Britain's GW Pharmaceuticals will begin clinical trials in Canada for a cannabis-based drug that could help people suffering from multiple sclerosis and other medical conditions that cause pain.
According to an article from the CBC News ( http://cbc.ca/cgi-bin/templates/view.cgi?/news/2001/05/02/marijuana_aa_010502 ), the company has received approval to begin Phase III trials, the last hurdle before drug makers can offer a drug to the public. The trials will involve a wide range of patients in several locations, the story says.
Cannabinoids, the active ingredients in marijuana, help prevent pain. People using marijuana to treat medical conditions generally have to buy it illegally, the article says.
The new drug is sprayed under the tongue. It relieves the pain and spasms of multiple sclerosis, and pain from spinal-cord injuries, say company officials quoted in the article.
To find out more
about "medical marijuana," you can read this information ( http://www.aafp.org/afp/991201ap/2583.html
) from the American Academy of Family Physicians. To learn more about marijuana

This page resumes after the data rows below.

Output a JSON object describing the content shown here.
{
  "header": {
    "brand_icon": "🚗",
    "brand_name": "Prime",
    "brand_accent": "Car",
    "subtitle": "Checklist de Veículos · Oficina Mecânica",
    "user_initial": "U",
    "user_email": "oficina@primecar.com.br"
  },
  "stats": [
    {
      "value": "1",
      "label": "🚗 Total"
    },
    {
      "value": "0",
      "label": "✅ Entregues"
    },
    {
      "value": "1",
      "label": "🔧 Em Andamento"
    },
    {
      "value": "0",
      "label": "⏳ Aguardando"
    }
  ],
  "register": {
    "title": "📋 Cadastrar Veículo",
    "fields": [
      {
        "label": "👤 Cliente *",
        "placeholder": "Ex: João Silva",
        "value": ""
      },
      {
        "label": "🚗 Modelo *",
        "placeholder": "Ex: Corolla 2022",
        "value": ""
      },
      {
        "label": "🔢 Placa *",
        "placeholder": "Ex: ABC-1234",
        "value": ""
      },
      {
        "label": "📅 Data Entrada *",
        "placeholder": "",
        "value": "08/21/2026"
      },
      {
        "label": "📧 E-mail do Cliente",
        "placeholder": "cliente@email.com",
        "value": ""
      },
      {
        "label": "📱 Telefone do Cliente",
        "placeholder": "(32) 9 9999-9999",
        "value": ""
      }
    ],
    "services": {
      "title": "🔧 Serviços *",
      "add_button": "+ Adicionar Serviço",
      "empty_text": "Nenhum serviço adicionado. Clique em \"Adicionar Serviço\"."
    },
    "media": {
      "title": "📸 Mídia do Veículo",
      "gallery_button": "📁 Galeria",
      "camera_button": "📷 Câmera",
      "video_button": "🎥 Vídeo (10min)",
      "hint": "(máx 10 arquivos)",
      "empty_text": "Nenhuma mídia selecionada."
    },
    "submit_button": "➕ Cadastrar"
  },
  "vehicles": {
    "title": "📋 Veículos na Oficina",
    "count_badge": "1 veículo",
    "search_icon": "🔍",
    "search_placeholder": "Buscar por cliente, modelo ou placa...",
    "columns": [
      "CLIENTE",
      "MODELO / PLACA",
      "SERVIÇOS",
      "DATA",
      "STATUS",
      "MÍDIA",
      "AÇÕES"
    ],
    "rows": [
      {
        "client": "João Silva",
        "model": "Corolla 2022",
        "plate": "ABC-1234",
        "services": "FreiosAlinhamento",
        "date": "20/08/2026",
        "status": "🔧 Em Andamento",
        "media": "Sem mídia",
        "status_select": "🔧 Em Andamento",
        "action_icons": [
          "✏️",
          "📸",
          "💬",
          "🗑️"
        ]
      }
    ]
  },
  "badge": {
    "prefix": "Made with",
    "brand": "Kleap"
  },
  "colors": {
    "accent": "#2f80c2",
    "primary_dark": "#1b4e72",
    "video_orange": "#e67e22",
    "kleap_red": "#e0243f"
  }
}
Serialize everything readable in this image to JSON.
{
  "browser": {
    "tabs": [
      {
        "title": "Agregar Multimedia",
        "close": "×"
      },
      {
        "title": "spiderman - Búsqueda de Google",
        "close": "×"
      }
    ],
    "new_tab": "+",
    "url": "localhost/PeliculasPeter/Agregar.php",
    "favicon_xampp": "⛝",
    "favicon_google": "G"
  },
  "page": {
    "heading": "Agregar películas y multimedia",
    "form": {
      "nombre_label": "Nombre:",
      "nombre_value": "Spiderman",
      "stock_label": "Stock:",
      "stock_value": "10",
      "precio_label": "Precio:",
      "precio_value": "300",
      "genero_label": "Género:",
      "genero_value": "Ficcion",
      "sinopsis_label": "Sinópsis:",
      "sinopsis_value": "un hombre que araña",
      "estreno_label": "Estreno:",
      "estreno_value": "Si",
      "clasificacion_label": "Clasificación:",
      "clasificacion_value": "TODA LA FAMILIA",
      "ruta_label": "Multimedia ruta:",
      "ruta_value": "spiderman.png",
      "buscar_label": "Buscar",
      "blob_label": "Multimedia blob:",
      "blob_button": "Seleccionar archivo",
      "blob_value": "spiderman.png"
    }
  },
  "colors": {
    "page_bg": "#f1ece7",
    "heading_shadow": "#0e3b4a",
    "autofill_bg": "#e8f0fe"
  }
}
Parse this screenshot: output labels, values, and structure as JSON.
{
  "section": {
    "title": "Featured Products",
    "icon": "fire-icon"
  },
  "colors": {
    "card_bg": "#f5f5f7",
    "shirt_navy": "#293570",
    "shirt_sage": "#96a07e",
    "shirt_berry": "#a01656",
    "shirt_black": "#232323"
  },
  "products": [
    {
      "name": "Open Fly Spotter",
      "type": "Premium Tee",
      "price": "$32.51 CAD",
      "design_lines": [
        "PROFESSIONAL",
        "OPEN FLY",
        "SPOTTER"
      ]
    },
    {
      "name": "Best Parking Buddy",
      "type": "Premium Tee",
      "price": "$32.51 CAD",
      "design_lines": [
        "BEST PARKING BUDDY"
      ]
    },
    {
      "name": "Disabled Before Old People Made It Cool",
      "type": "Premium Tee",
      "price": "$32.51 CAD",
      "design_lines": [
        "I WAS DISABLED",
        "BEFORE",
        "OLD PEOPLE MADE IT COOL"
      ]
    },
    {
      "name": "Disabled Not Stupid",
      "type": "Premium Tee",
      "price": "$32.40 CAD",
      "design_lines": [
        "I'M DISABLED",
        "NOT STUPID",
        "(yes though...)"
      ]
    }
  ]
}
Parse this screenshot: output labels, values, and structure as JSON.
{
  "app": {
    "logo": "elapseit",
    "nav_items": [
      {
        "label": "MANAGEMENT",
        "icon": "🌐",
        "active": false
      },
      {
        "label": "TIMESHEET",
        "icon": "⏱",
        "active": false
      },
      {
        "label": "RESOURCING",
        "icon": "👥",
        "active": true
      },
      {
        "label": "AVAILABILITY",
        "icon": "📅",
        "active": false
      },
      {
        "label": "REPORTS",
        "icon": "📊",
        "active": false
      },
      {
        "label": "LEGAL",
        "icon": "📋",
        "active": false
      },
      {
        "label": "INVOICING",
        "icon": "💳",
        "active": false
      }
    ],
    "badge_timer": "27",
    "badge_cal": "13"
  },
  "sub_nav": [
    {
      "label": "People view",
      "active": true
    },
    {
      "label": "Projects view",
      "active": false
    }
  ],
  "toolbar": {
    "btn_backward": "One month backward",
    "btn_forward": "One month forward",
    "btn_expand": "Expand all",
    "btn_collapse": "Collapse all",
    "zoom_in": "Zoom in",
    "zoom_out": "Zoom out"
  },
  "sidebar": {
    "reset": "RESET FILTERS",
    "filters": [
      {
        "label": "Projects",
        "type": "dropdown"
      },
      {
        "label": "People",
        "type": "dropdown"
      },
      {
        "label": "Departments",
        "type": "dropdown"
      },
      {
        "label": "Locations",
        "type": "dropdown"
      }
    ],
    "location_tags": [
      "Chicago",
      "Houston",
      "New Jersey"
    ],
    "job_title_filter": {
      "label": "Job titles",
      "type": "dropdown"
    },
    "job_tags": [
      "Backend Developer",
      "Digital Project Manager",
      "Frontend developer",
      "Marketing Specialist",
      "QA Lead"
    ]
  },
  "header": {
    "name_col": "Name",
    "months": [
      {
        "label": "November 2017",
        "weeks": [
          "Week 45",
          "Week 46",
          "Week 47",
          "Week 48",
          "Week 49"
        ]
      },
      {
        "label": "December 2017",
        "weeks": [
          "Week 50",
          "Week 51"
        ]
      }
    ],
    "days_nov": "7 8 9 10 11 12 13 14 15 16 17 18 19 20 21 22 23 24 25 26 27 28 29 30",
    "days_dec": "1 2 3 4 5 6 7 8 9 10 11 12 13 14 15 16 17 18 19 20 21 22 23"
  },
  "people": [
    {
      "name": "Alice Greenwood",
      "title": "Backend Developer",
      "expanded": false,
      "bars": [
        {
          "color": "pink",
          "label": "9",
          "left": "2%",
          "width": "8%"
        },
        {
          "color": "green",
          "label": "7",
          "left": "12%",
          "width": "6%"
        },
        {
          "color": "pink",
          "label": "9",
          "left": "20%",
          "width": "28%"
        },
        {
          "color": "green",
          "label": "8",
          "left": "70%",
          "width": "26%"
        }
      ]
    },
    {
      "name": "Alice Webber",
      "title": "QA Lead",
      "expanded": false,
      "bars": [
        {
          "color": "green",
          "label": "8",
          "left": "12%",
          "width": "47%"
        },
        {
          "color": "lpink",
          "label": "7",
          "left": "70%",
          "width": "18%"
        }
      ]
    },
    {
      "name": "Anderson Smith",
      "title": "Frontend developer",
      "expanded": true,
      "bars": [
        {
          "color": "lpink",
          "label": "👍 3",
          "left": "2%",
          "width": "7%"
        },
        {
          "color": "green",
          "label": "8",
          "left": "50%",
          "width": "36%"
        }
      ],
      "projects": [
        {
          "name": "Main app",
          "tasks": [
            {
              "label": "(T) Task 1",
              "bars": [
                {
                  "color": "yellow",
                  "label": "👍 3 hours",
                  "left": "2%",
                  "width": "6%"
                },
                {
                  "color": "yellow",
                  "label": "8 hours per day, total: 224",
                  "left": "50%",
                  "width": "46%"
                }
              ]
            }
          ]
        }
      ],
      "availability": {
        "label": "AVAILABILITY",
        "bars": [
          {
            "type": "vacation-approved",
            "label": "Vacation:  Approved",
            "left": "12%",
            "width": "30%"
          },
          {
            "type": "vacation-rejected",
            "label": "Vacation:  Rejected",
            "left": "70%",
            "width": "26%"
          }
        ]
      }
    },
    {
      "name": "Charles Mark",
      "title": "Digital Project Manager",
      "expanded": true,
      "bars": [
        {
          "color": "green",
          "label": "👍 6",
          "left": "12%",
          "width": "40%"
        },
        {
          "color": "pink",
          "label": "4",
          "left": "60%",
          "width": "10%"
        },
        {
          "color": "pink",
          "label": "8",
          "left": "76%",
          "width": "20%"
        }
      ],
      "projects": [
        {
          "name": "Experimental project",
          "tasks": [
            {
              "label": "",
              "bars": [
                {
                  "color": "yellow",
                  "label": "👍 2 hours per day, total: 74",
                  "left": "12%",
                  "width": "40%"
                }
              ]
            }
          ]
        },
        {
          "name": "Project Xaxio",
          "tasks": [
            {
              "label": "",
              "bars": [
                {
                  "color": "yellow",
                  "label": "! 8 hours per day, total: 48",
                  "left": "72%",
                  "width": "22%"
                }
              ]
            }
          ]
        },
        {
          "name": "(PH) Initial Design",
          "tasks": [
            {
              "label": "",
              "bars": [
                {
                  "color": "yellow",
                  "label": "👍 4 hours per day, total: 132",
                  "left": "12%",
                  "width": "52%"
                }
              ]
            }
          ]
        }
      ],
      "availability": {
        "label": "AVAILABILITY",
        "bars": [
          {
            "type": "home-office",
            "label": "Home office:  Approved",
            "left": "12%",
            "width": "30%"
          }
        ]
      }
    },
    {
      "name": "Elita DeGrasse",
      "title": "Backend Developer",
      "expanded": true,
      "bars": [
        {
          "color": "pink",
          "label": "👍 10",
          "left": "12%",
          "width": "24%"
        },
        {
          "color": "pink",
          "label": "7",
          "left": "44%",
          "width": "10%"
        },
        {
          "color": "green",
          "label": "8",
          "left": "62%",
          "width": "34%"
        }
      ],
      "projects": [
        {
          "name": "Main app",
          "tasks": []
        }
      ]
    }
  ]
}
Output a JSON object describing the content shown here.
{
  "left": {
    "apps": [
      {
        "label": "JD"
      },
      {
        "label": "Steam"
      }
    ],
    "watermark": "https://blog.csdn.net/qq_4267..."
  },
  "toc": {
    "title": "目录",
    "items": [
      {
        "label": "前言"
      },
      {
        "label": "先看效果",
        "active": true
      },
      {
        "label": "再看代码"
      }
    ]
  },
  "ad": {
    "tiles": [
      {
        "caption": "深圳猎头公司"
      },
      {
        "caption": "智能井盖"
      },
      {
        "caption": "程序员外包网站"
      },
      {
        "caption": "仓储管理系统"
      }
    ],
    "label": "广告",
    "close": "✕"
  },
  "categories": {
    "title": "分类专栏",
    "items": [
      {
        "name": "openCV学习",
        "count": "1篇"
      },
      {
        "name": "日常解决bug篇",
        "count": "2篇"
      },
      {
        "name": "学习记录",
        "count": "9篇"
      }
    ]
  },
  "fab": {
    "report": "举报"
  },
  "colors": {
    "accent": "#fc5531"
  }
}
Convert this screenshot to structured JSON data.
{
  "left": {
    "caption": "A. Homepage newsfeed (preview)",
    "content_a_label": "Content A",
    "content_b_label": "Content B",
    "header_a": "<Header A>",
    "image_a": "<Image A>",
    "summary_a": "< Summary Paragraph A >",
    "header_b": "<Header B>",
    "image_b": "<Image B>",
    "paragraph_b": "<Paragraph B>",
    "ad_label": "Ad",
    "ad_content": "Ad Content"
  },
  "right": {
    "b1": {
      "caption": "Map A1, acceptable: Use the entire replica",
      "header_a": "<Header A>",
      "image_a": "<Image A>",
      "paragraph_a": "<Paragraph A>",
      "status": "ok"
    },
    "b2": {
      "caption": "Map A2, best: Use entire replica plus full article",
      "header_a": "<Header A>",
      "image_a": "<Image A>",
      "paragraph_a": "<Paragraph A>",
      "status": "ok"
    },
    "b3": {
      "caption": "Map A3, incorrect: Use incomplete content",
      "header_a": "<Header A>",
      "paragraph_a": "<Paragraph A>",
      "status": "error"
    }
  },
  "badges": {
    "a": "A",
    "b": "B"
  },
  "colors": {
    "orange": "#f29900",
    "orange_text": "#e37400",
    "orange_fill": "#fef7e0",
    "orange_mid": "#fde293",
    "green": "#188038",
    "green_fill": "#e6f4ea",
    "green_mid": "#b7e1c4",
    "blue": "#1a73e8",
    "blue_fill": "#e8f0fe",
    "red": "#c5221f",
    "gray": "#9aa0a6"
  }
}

and multiple sclerosis, check this article from ABC NEWS.com ( http://www.abcnews.go.com/sections/living/DailyNews/potmice000302.html